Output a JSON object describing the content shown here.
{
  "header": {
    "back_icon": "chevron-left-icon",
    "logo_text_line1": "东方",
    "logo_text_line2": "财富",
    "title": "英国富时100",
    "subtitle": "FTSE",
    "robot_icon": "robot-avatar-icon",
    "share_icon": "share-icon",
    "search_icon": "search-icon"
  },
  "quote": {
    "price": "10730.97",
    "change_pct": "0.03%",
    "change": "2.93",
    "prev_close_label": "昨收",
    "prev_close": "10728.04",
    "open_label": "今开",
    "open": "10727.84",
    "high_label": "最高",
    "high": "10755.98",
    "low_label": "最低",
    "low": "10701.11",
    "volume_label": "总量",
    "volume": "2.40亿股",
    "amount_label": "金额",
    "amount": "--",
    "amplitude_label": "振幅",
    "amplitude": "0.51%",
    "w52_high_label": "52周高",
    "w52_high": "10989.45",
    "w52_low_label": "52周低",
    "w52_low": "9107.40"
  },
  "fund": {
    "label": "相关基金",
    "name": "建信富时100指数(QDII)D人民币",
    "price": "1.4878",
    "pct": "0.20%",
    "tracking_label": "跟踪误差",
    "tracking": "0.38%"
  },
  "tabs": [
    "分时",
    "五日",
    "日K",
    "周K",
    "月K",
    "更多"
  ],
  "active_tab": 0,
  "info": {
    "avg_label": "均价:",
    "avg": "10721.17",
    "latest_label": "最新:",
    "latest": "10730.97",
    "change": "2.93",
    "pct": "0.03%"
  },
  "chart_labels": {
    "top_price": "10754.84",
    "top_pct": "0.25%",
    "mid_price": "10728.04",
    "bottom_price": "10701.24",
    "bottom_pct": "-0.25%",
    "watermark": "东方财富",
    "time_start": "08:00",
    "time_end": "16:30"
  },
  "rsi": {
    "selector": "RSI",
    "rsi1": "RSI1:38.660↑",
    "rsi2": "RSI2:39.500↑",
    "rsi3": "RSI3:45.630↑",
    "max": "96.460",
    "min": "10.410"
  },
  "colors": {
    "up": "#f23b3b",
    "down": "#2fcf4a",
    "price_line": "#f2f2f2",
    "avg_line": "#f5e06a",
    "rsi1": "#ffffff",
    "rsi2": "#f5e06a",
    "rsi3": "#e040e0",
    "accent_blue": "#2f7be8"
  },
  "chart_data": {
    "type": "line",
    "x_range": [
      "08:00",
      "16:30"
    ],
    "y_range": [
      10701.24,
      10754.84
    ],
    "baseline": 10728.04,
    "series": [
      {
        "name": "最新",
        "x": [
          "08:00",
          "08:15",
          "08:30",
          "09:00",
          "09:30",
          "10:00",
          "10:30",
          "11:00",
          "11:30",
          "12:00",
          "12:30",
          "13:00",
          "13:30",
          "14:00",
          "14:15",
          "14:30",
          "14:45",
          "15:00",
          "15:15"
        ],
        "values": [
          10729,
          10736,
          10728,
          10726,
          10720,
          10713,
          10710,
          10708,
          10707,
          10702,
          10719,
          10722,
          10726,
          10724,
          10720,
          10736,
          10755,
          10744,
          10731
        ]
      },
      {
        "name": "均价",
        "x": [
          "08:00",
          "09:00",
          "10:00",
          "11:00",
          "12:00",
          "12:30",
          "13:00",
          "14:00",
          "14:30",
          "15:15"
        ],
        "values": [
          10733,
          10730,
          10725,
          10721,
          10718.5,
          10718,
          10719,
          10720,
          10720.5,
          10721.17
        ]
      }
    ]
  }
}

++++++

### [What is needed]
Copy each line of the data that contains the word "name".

### [Answer space]
    "name": "建信富时100指数(QDII)D人民币",
        "name": "最新",
        "name": "均价",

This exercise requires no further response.